### SUPPLIED DATA

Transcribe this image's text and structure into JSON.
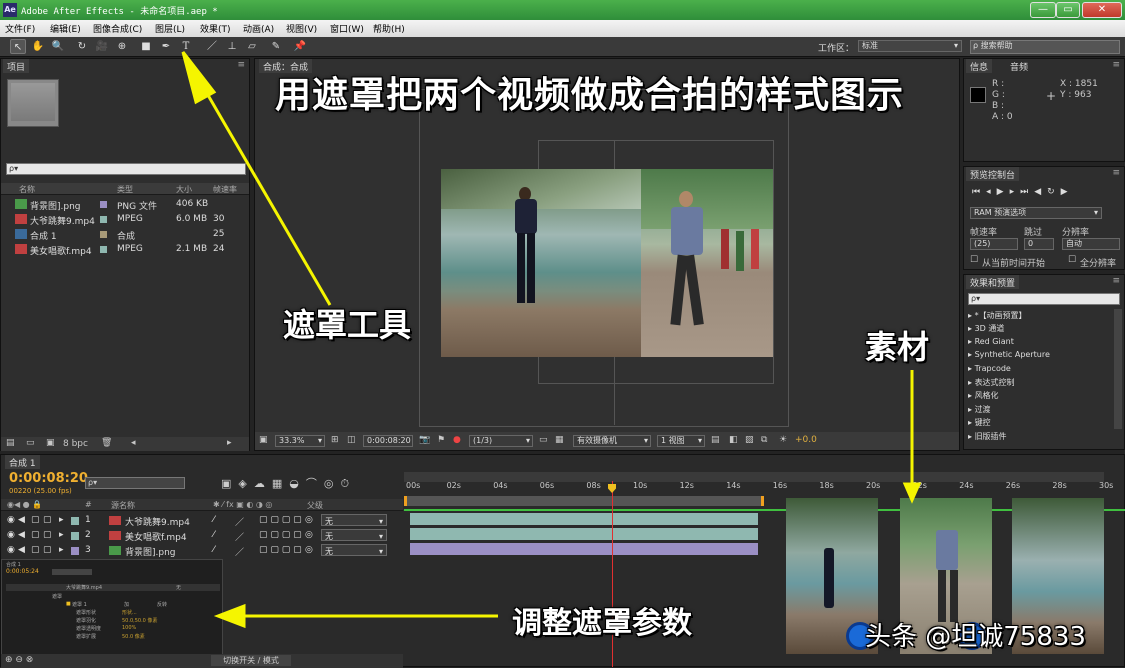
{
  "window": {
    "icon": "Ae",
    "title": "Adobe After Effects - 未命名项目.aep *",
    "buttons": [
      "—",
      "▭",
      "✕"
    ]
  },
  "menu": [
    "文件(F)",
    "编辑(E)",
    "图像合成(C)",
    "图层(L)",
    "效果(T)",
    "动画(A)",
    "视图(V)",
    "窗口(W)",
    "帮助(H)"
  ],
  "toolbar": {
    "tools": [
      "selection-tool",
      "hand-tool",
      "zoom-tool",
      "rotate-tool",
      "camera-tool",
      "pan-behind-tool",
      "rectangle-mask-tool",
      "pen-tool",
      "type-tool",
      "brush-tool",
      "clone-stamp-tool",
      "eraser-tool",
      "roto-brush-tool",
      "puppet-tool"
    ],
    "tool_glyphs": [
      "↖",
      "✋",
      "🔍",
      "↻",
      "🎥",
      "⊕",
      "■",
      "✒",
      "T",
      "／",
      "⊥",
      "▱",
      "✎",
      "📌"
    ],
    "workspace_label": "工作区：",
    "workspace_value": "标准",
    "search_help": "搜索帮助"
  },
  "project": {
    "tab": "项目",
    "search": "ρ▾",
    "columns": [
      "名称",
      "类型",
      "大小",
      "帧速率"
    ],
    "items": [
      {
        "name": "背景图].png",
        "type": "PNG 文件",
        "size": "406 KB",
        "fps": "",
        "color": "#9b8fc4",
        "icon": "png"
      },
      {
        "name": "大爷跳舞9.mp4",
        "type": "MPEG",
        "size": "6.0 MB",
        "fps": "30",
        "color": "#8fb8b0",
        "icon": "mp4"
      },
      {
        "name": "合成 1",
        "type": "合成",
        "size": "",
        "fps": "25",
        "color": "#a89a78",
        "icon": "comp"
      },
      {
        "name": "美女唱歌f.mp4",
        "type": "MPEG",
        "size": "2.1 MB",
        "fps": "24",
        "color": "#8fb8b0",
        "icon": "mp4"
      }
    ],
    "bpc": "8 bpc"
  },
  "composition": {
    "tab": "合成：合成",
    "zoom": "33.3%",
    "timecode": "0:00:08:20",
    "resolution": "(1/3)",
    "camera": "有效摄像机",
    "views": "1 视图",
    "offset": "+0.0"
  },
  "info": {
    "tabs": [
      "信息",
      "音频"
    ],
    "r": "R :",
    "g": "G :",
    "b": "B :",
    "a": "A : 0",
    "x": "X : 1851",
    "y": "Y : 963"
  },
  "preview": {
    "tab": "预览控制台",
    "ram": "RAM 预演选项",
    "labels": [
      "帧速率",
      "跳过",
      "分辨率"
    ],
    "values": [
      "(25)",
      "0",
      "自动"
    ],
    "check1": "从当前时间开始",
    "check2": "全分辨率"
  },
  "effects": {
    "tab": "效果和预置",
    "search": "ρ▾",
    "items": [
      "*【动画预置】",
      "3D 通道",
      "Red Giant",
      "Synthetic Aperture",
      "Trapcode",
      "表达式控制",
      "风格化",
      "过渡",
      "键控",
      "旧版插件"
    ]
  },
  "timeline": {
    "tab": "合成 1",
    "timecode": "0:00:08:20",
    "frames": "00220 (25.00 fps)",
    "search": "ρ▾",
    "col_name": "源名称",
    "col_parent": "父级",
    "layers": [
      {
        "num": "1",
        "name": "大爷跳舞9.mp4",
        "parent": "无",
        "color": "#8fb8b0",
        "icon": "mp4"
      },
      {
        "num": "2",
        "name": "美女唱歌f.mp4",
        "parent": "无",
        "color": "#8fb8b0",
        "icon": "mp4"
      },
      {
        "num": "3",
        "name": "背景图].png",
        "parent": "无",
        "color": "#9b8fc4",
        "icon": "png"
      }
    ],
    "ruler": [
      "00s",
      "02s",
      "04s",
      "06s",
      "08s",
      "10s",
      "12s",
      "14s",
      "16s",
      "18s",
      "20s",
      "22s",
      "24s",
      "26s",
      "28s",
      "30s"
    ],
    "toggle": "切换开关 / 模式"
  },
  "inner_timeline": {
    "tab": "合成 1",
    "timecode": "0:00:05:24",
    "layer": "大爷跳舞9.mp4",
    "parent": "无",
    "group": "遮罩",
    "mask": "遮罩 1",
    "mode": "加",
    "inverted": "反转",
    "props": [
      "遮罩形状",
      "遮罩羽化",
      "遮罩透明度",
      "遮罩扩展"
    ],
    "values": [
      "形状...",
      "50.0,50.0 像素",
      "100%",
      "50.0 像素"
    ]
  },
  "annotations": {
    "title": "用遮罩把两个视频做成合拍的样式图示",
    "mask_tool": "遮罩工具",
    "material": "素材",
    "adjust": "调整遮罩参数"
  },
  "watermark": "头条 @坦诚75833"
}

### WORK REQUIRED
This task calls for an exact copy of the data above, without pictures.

### RESPONSE FOR THIS EXERCISE
Transcribe this image's text and structure into JSON.
{
  "window": {
    "icon": "Ae",
    "title": "Adobe After Effects - 未命名项目.aep *",
    "buttons": [
      "—",
      "▭",
      "✕"
    ]
  },
  "menu": [
    "文件(F)",
    "编辑(E)",
    "图像合成(C)",
    "图层(L)",
    "效果(T)",
    "动画(A)",
    "视图(V)",
    "窗口(W)",
    "帮助(H)"
  ],
  "toolbar": {
    "tools": [
      "selection-tool",
      "hand-tool",
      "zoom-tool",
      "rotate-tool",
      "camera-tool",
      "pan-behind-tool",
      "rectangle-mask-tool",
      "pen-tool",
      "type-tool",
      "brush-tool",
      "clone-stamp-tool",
      "eraser-tool",
      "roto-brush-tool",
      "puppet-tool"
    ],
    "tool_glyphs": [
      "↖",
      "✋",
      "🔍",
      "↻",
      "🎥",
      "⊕",
      "■",
      "✒",
      "T",
      "／",
      "⊥",
      "▱",
      "✎",
      "📌"
    ],
    "workspace_label": "工作区：",
    "workspace_value": "标准",
    "search_help": "搜索帮助"
  },
  "project": {
    "tab": "项目",
    "search": "ρ▾",
    "columns": [
      "名称",
      "类型",
      "大小",
      "帧速率"
    ],
    "items": [
      {
        "name": "背景图].png",
        "type": "PNG 文件",
        "size": "406 KB",
        "fps": "",
        "color": "#9b8fc4",
        "icon": "png"
      },
      {
        "name": "大爷跳舞9.mp4",
        "type": "MPEG",
        "size": "6.0 MB",
        "fps": "30",
        "color": "#8fb8b0",
        "icon": "mp4"
      },
      {
        "name": "合成 1",
        "type": "合成",
        "size": "",
        "fps": "25",
        "color": "#a89a78",
        "icon": "comp"
      },
      {
        "name": "美女唱歌f.mp4",
        "type": "MPEG",
        "size": "2.1 MB",
        "fps": "24",
        "color": "#8fb8b0",
        "icon": "mp4"
      }
    ],
    "bpc": "8 bpc"
  },
  "composition": {
    "tab": "合成：合成",
    "zoom": "33.3%",
    "timecode": "0:00:08:20",
    "resolution": "(1/3)",
    "camera": "有效摄像机",
    "views": "1 视图",
    "offset": "+0.0"
  },
  "info": {
    "tabs": [
      "信息",
      "音频"
    ],
    "r": "R :",
    "g": "G :",
    "b": "B :",
    "a": "A : 0",
    "x": "X : 1851",
    "y": "Y : 963"
  },
  "preview": {
    "tab": "预览控制台",
    "ram": "RAM 预演选项",
    "labels": [
      "帧速率",
      "跳过",
      "分辨率"
    ],
    "values": [
      "(25)",
      "0",
      "自动"
    ],
    "check1": "从当前时间开始",
    "check2": "全分辨率"
  },
  "effects": {
    "tab": "效果和预置",
    "search": "ρ▾",
    "items": [
      "*【动画预置】",
      "3D 通道",
      "Red Giant",
      "Synthetic Aperture",
      "Trapcode",
      "表达式控制",
      "风格化",
      "过渡",
      "键控",
      "旧版插件"
    ]
  },
  "timeline": {
    "tab": "合成 1",
    "timecode": "0:00:08:20",
    "frames": "00220 (25.00 fps)",
    "search": "ρ▾",
    "col_name": "源名称",
    "col_parent": "父级",
    "layers": [
      {
        "num": "1",
        "name": "大爷跳舞9.mp4",
        "parent": "无",
        "color": "#8fb8b0",
        "icon": "mp4"
      },
      {
        "num": "2",
        "name": "美女唱歌f.mp4",
        "parent": "无",
        "color": "#8fb8b0",
        "icon": "mp4"
      },
      {
        "num": "3",
        "name": "背景图].png",
        "parent": "无",
        "color": "#9b8fc4",
        "icon": "png"
      }
    ],
    "ruler": [
      "00s",
      "02s",
      "04s",
      "06s",
      "08s",
      "10s",
      "12s",
      "14s",
      "16s",
      "18s",
      "20s",
      "22s",
      "24s",
      "26s",
      "28s",
      "30s"
    ],
    "toggle": "切换开关 / 模式"
  },
  "inner_timeline": {
    "tab": "合成 1",
    "timecode": "0:00:05:24",
    "layer": "大爷跳舞9.mp4",
    "parent": "无",
    "group": "遮罩",
    "mask": "遮罩 1",
    "mode": "加",
    "inverted": "反转",
    "props": [
      "遮罩形状",
      "遮罩羽化",
      "遮罩透明度",
      "遮罩扩展"
    ],
    "values": [
      "形状...",
      "50.0,50.0 像素",
      "100%",
      "50.0 像素"
    ]
  },
  "annotations": {
    "title": "用遮罩把两个视频做成合拍的样式图示",
    "mask_tool": "遮罩工具",
    "material": "素材",
    "adjust": "调整遮罩参数"
  },
  "watermark": "头条 @坦诚75833"
}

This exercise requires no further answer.